Your instructions -
The expected result is a word-for-word copy of the entries, minus any pictures.

[Dataset rows describing interfaces]
((
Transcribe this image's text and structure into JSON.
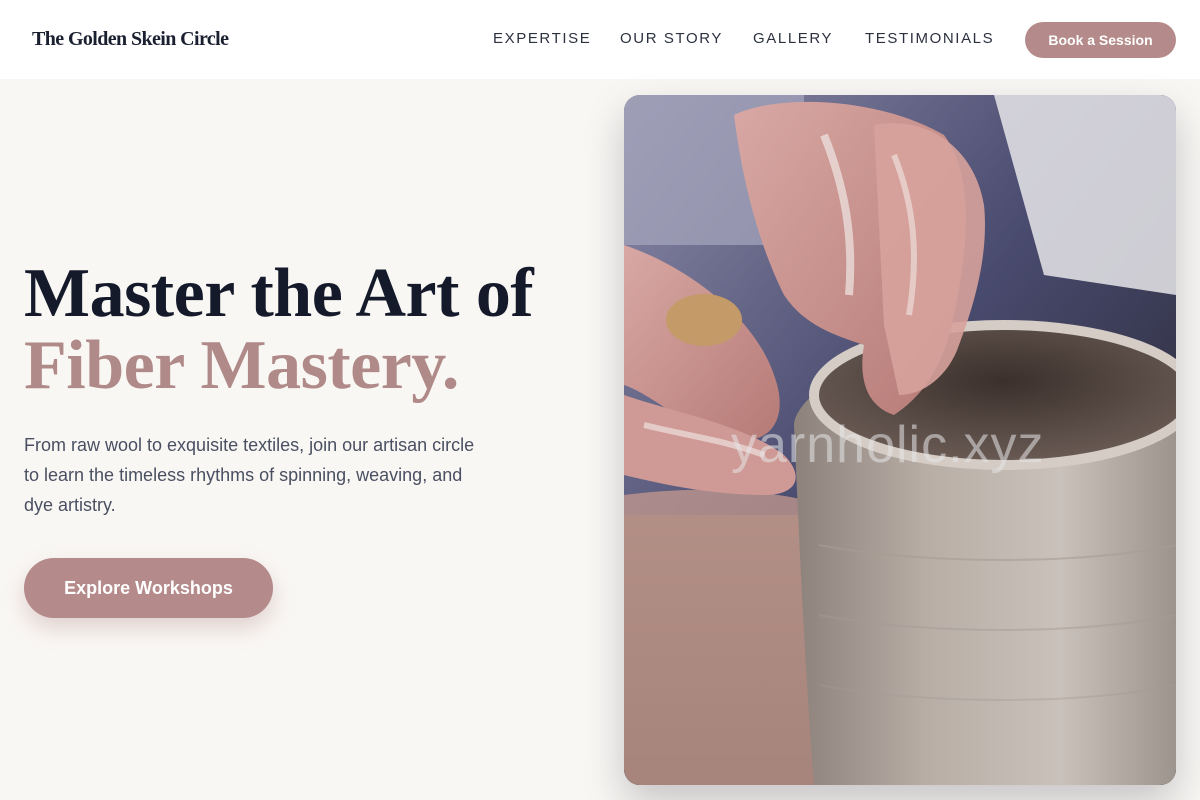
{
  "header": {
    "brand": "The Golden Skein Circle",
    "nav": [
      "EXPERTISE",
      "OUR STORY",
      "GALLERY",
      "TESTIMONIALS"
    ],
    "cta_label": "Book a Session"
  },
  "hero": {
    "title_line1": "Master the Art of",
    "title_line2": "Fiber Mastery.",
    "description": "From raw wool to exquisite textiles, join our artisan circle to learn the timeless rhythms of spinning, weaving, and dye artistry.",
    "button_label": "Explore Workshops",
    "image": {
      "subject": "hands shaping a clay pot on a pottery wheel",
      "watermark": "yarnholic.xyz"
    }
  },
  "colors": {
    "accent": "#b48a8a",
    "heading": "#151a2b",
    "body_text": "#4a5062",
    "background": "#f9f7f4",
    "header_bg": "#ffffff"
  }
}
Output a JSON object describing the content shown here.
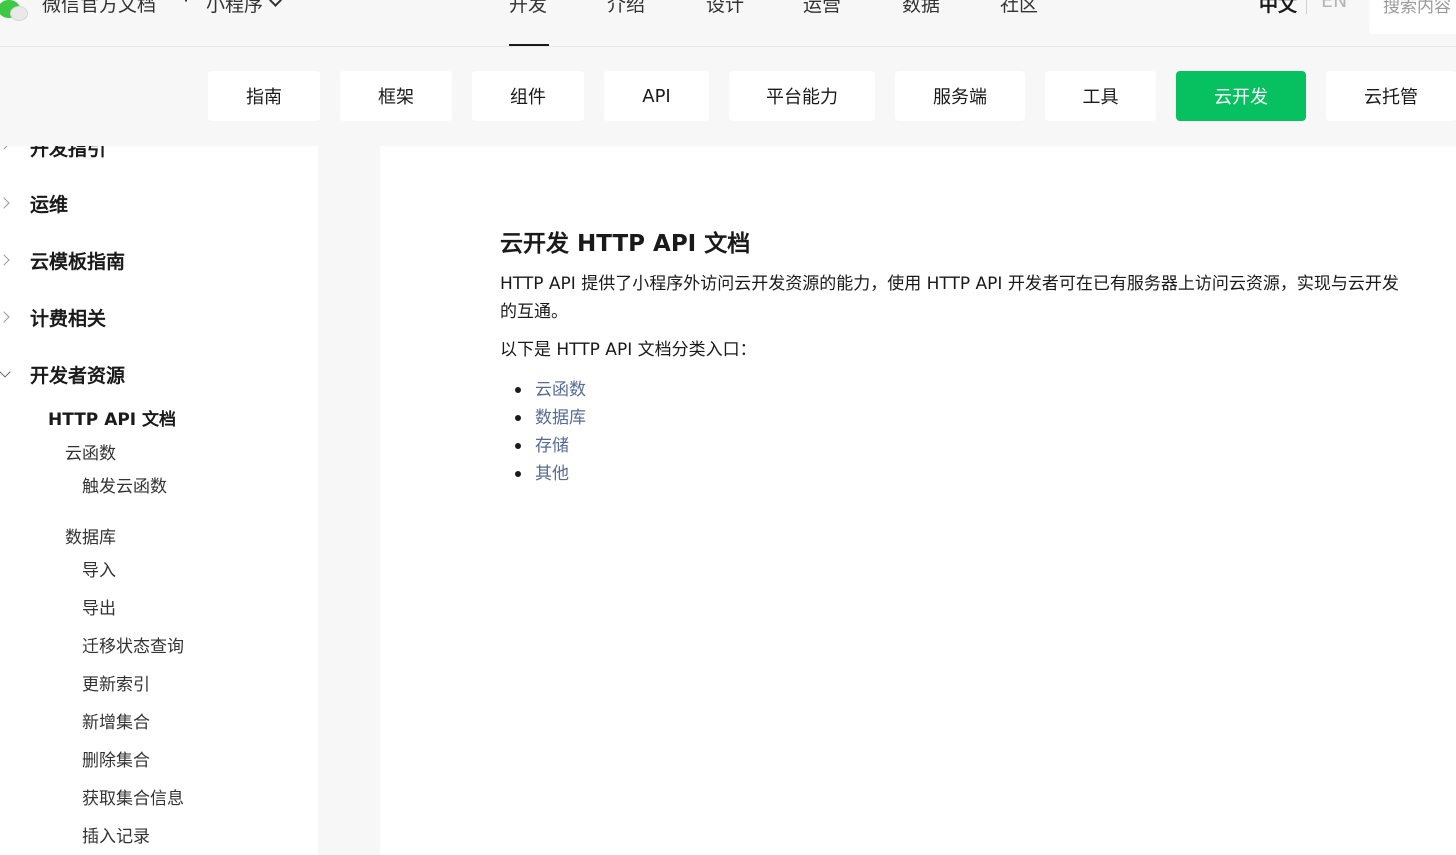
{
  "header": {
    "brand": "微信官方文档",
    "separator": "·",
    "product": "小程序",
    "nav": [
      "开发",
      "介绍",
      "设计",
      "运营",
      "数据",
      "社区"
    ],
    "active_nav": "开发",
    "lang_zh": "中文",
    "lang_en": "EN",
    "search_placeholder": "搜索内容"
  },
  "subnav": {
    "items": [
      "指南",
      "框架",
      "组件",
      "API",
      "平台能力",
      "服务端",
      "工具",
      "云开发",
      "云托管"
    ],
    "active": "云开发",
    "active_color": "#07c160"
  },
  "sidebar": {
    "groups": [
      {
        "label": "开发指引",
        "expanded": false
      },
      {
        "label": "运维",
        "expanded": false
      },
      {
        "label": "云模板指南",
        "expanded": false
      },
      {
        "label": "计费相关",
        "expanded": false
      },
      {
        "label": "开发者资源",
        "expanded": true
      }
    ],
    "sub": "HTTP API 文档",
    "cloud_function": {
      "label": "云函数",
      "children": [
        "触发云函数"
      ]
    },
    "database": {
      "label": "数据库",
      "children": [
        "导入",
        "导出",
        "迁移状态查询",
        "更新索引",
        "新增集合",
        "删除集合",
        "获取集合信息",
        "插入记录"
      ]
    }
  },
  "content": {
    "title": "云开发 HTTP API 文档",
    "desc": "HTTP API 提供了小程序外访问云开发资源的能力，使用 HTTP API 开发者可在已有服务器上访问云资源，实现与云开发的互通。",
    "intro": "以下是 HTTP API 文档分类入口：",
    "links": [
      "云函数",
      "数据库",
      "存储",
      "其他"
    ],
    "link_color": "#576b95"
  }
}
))
Exercise answer -
Transcribe this image's text and structure into JSON.
{
  "header": {
    "brand": "The Golden Skein Circle",
    "nav": [
      "EXPERTISE",
      "OUR STORY",
      "GALLERY",
      "TESTIMONIALS"
    ],
    "cta_label": "Book a Session"
  },
  "hero": {
    "title_line1": "Master the Art of",
    "title_line2": "Fiber Mastery.",
    "description": "From raw wool to exquisite textiles, join our artisan circle to learn the timeless rhythms of spinning, weaving, and dye artistry.",
    "button_label": "Explore Workshops",
    "image": {
      "subject": "hands shaping a clay pot on a pottery wheel",
      "watermark": "yarnholic.xyz"
    }
  },
  "colors": {
    "accent": "#b48a8a",
    "heading": "#151a2b",
    "body_text": "#4a5062",
    "background": "#f9f7f4",
    "header_bg": "#ffffff"
  }
}
Output a JSON object describing the content shown here.
{
  "header": {
    "brand": "微信官方文档",
    "separator": "·",
    "product": "小程序",
    "nav": [
      "开发",
      "介绍",
      "设计",
      "运营",
      "数据",
      "社区"
    ],
    "active_nav": "开发",
    "lang_zh": "中文",
    "lang_en": "EN",
    "search_placeholder": "搜索内容"
  },
  "subnav": {
    "items": [
      "指南",
      "框架",
      "组件",
      "API",
      "平台能力",
      "服务端",
      "工具",
      "云开发",
      "云托管"
    ],
    "active": "云开发",
    "active_color": "#07c160"
  },
  "sidebar": {
    "groups": [
      {
        "label": "开发指引",
        "expanded": false
      },
      {
        "label": "运维",
        "expanded": false
      },
      {
        "label": "云模板指南",
        "expanded": false
      },
      {
        "label": "计费相关",
        "expanded": false
      },
      {
        "label": "开发者资源",
        "expanded": true
      }
    ],
    "sub": "HTTP API 文档",
    "cloud_function": {
      "label": "云函数",
      "children": [
        "触发云函数"
      ]
    },
    "database": {
      "label": "数据库",
      "children": [
        "导入",
        "导出",
        "迁移状态查询",
        "更新索引",
        "新增集合",
        "删除集合",
        "获取集合信息",
        "插入记录"
      ]
    }
  },
  "content": {
    "title": "云开发 HTTP API 文档",
    "desc": "HTTP API 提供了小程序外访问云开发资源的能力，使用 HTTP API 开发者可在已有服务器上访问云资源，实现与云开发的互通。",
    "intro": "以下是 HTTP API 文档分类入口：",
    "links": [
      "云函数",
      "数据库",
      "存储",
      "其他"
    ],
    "link_color": "#576b95"
  }
}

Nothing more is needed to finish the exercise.